Required work ->
Would you please copy each line below that includes the string "volume"?

Segment Start: Records to use

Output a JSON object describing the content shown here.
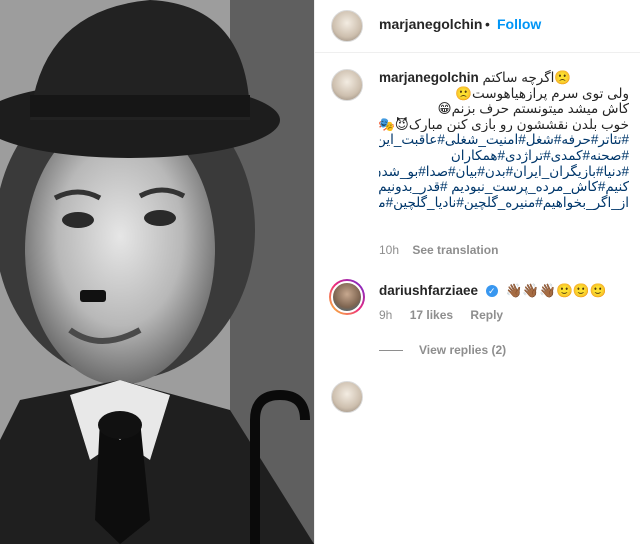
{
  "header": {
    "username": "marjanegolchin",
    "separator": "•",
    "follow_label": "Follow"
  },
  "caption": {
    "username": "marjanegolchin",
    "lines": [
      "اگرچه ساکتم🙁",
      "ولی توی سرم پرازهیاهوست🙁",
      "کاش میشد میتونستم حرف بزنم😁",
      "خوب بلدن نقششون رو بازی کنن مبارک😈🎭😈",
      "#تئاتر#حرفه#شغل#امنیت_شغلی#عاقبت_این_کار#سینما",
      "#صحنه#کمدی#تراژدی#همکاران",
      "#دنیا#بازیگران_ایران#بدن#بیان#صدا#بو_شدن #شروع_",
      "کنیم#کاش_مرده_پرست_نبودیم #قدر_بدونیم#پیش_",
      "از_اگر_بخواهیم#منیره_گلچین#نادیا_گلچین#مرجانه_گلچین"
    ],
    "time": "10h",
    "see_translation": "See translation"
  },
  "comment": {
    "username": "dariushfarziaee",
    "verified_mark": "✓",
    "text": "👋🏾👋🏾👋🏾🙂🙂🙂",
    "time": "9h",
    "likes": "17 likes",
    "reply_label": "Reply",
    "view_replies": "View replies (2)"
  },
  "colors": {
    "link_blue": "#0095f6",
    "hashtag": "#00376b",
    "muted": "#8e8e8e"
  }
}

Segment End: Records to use
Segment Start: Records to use

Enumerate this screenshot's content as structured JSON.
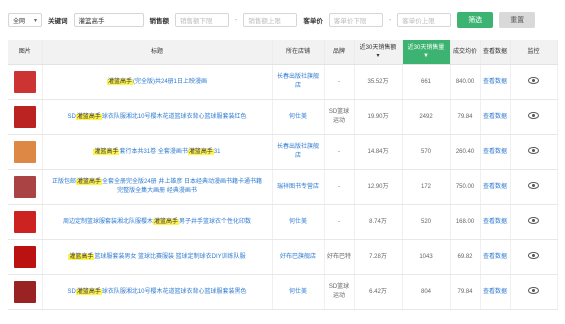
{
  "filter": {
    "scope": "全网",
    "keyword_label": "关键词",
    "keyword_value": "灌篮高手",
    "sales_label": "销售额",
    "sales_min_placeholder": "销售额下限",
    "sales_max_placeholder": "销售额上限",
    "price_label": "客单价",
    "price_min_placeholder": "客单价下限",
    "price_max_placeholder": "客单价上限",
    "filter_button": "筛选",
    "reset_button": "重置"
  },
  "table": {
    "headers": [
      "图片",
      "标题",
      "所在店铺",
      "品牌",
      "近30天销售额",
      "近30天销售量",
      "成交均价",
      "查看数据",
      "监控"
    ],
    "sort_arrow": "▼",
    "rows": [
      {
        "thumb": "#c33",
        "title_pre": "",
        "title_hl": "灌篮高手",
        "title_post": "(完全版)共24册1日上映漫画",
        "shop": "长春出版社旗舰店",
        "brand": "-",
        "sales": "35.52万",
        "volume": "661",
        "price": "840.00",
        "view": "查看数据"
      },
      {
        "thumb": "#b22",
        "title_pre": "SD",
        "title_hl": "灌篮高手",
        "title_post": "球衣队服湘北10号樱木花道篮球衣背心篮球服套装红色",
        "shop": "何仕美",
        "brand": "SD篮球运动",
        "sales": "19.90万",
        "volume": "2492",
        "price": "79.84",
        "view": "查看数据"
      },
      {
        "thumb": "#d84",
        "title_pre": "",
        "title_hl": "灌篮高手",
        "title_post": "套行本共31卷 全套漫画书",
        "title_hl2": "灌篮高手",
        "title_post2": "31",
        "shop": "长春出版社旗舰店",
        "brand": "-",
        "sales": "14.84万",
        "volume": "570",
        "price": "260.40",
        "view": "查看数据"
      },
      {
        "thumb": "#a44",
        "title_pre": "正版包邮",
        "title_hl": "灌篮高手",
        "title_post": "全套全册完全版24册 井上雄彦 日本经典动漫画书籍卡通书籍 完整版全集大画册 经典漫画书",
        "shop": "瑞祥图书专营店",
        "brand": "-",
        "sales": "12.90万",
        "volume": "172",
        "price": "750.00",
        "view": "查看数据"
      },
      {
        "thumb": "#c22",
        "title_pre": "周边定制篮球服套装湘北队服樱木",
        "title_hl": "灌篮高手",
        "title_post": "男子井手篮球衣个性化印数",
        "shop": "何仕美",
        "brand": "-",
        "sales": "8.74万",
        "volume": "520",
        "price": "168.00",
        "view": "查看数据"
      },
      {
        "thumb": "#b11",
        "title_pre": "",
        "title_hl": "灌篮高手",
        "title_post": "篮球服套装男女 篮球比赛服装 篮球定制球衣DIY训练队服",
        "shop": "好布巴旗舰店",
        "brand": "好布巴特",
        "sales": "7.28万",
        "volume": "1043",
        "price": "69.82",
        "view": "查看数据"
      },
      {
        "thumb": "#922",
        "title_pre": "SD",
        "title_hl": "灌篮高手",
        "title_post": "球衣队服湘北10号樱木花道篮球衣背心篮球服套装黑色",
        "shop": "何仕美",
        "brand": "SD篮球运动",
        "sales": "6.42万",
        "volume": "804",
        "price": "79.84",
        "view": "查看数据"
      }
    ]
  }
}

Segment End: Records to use
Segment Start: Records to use

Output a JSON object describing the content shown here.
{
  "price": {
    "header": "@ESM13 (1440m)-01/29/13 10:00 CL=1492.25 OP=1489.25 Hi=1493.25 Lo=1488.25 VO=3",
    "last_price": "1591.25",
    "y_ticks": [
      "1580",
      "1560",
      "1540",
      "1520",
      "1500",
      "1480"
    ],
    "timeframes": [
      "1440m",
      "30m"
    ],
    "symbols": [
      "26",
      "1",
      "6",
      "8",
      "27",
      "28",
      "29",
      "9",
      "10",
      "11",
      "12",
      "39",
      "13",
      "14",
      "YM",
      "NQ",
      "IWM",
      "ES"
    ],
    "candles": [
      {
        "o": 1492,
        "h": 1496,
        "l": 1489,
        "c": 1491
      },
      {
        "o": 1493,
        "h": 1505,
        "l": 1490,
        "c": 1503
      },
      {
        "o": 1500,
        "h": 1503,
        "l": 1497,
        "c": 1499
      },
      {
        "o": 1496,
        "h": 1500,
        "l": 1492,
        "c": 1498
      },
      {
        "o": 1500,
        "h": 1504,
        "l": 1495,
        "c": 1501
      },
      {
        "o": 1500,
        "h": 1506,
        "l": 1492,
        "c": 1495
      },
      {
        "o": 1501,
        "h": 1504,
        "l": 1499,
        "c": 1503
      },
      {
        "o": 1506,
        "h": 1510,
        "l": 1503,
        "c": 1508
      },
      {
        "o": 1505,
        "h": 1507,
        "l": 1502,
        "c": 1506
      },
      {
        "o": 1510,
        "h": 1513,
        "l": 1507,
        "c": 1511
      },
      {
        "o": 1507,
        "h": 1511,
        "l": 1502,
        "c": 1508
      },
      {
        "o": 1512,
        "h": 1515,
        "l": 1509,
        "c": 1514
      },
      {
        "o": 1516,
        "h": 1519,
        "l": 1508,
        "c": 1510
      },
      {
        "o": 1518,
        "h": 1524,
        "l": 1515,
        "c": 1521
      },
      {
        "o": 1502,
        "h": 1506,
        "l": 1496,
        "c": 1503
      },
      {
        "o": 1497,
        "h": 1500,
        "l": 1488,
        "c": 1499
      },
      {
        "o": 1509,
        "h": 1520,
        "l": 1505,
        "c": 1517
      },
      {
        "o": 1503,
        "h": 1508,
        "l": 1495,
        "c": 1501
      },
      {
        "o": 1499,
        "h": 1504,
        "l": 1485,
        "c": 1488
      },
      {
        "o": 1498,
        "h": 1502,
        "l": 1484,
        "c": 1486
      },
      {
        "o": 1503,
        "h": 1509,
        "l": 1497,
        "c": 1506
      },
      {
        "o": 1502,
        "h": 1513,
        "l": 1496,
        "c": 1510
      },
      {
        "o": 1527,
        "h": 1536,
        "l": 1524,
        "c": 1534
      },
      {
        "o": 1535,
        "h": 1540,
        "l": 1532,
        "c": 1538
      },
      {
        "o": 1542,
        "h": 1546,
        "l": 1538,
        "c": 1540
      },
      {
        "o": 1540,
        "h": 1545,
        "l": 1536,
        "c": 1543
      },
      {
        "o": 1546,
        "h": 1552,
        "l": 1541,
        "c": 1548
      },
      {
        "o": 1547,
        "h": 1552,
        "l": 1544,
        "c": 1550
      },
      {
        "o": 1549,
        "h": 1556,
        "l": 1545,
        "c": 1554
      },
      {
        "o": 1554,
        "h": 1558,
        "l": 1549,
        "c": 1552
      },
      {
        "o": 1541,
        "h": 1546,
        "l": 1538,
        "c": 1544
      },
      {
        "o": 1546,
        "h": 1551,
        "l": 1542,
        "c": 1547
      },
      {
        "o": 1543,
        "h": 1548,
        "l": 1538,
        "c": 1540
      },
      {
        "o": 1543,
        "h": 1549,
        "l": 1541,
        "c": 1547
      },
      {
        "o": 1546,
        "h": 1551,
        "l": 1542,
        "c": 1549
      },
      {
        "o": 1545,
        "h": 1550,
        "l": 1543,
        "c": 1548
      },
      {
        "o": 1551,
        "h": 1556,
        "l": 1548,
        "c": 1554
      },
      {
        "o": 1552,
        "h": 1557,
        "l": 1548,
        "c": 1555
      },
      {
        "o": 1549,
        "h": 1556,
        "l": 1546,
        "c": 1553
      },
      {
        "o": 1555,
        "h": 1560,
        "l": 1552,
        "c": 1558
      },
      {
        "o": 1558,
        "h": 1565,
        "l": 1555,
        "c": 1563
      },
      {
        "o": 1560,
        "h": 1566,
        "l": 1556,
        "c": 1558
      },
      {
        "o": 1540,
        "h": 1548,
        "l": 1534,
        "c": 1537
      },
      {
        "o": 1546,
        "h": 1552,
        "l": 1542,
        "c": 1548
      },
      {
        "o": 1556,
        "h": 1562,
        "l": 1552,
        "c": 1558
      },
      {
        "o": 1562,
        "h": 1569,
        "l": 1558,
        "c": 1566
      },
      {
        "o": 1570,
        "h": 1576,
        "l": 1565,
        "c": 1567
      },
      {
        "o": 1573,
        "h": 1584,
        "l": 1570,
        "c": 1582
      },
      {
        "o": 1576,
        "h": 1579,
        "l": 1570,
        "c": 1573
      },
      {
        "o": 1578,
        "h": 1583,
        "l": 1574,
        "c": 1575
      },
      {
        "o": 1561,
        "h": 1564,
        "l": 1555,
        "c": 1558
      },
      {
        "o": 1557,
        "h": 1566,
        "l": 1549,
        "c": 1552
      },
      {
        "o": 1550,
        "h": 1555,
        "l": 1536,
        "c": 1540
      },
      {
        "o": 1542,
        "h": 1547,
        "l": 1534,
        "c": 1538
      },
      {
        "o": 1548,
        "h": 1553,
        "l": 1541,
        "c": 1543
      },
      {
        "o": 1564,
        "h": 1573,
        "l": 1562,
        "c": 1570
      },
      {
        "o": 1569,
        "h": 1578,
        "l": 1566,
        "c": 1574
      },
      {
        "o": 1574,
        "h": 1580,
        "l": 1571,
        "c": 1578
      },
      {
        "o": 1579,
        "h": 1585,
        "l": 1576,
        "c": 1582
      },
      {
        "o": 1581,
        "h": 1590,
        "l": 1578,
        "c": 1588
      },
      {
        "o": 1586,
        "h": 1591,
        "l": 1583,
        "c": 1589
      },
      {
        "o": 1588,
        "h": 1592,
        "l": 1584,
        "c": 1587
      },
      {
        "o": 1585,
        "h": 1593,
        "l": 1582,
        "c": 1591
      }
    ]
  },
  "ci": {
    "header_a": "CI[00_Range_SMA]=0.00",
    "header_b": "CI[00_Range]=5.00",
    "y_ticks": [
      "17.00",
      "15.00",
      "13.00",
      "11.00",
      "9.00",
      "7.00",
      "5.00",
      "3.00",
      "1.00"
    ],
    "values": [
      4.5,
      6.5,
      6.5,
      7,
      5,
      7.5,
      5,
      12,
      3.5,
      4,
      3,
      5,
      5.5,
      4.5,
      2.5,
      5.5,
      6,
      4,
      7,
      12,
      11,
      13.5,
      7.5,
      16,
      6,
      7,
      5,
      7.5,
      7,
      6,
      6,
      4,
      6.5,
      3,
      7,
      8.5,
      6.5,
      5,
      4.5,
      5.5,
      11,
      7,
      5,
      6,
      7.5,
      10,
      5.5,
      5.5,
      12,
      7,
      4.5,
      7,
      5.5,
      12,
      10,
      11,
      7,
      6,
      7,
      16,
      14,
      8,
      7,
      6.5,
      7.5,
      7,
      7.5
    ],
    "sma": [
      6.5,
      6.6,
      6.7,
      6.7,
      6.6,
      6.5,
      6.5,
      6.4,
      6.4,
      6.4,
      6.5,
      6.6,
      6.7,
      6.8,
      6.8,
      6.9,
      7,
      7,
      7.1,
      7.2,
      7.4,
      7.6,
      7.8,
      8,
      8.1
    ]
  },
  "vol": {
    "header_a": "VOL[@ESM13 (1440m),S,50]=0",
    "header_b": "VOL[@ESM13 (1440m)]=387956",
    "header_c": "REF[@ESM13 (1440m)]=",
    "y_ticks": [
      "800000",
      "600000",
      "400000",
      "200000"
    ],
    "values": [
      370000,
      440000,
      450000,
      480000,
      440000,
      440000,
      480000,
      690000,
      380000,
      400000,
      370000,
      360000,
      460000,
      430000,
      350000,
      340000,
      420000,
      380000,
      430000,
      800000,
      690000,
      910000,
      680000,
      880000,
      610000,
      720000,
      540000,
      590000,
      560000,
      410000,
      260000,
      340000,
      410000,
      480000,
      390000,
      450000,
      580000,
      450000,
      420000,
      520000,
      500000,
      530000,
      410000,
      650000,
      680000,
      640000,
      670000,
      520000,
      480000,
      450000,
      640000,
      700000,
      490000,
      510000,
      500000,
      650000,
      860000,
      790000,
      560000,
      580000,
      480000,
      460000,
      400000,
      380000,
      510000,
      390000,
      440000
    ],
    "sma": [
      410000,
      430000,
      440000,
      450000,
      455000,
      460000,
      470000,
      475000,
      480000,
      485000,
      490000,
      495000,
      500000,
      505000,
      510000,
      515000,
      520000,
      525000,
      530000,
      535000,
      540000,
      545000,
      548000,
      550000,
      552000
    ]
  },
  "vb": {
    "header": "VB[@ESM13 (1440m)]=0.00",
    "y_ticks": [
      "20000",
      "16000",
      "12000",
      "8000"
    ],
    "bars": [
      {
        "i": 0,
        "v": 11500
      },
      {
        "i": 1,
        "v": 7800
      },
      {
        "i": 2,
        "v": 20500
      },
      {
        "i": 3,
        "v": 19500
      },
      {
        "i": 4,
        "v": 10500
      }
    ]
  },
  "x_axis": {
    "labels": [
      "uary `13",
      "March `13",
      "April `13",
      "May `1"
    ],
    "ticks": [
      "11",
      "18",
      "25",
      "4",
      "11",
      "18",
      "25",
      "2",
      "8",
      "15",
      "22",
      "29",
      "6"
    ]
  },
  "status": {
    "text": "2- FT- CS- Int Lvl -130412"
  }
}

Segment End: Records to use

The answer ->
        "volume": "661",
        "volume": "2492",
        "volume": "570",
        "volume": "172",
        "volume": "520",
        "volume": "1043",
        "volume": "804",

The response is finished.